-- INSTRUCTIONS FOR THE TASK --
Please repeat each entry. Match every word exactly.

(INPUT FOR THIS TASK Opens)

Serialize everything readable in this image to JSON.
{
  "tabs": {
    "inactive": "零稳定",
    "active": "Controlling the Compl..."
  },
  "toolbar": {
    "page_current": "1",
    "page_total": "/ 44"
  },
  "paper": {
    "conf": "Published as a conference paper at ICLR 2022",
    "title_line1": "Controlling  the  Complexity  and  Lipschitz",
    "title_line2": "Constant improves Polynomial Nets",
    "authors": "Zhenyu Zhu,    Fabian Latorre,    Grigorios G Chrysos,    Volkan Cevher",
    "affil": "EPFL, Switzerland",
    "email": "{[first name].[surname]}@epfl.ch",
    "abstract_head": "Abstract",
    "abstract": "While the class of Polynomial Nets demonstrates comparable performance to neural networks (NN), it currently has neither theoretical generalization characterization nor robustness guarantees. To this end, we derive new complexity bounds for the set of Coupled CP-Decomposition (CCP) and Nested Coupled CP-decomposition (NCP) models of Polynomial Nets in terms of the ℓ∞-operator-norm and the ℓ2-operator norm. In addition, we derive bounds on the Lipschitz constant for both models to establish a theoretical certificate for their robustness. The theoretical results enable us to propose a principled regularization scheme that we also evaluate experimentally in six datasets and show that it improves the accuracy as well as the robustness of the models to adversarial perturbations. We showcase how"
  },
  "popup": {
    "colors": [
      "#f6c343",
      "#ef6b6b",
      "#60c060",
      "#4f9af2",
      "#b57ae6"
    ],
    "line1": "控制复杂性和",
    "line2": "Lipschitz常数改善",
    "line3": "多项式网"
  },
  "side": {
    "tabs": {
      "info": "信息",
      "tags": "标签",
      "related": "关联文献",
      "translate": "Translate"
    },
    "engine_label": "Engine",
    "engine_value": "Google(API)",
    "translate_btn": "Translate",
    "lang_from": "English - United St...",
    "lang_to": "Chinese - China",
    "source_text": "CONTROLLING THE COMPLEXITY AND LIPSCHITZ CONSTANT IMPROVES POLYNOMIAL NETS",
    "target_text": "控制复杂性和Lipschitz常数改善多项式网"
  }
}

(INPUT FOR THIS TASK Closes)

-- SOLUTION --
Serialize everything readable in this image to JSON.
{
  "tabs": {
    "inactive": "零稳定",
    "active": "Controlling the Compl..."
  },
  "toolbar": {
    "page_current": "1",
    "page_total": "/ 44"
  },
  "paper": {
    "conf": "Published as a conference paper at ICLR 2022",
    "title_line1": "Controlling  the  Complexity  and  Lipschitz",
    "title_line2": "Constant improves Polynomial Nets",
    "authors": "Zhenyu Zhu,    Fabian Latorre,    Grigorios G Chrysos,    Volkan Cevher",
    "affil": "EPFL, Switzerland",
    "email": "{[first name].[surname]}@epfl.ch",
    "abstract_head": "Abstract",
    "abstract": "While the class of Polynomial Nets demonstrates comparable performance to neural networks (NN), it currently has neither theoretical generalization characterization nor robustness guarantees. To this end, we derive new complexity bounds for the set of Coupled CP-Decomposition (CCP) and Nested Coupled CP-decomposition (NCP) models of Polynomial Nets in terms of the ℓ∞-operator-norm and the ℓ2-operator norm. In addition, we derive bounds on the Lipschitz constant for both models to establish a theoretical certificate for their robustness. The theoretical results enable us to propose a principled regularization scheme that we also evaluate experimentally in six datasets and show that it improves the accuracy as well as the robustness of the models to adversarial perturbations. We showcase how"
  },
  "popup": {
    "colors": [
      "#f6c343",
      "#ef6b6b",
      "#60c060",
      "#4f9af2",
      "#b57ae6"
    ],
    "line1": "控制复杂性和",
    "line2": "Lipschitz常数改善",
    "line3": "多项式网"
  },
  "side": {
    "tabs": {
      "info": "信息",
      "tags": "标签",
      "related": "关联文献",
      "translate": "Translate"
    },
    "engine_label": "Engine",
    "engine_value": "Google(API)",
    "translate_btn": "Translate",
    "lang_from": "English - United St...",
    "lang_to": "Chinese - China",
    "source_text": "CONTROLLING THE COMPLEXITY AND LIPSCHITZ CONSTANT IMPROVES POLYNOMIAL NETS",
    "target_text": "控制复杂性和Lipschitz常数改善多项式网"
  }
}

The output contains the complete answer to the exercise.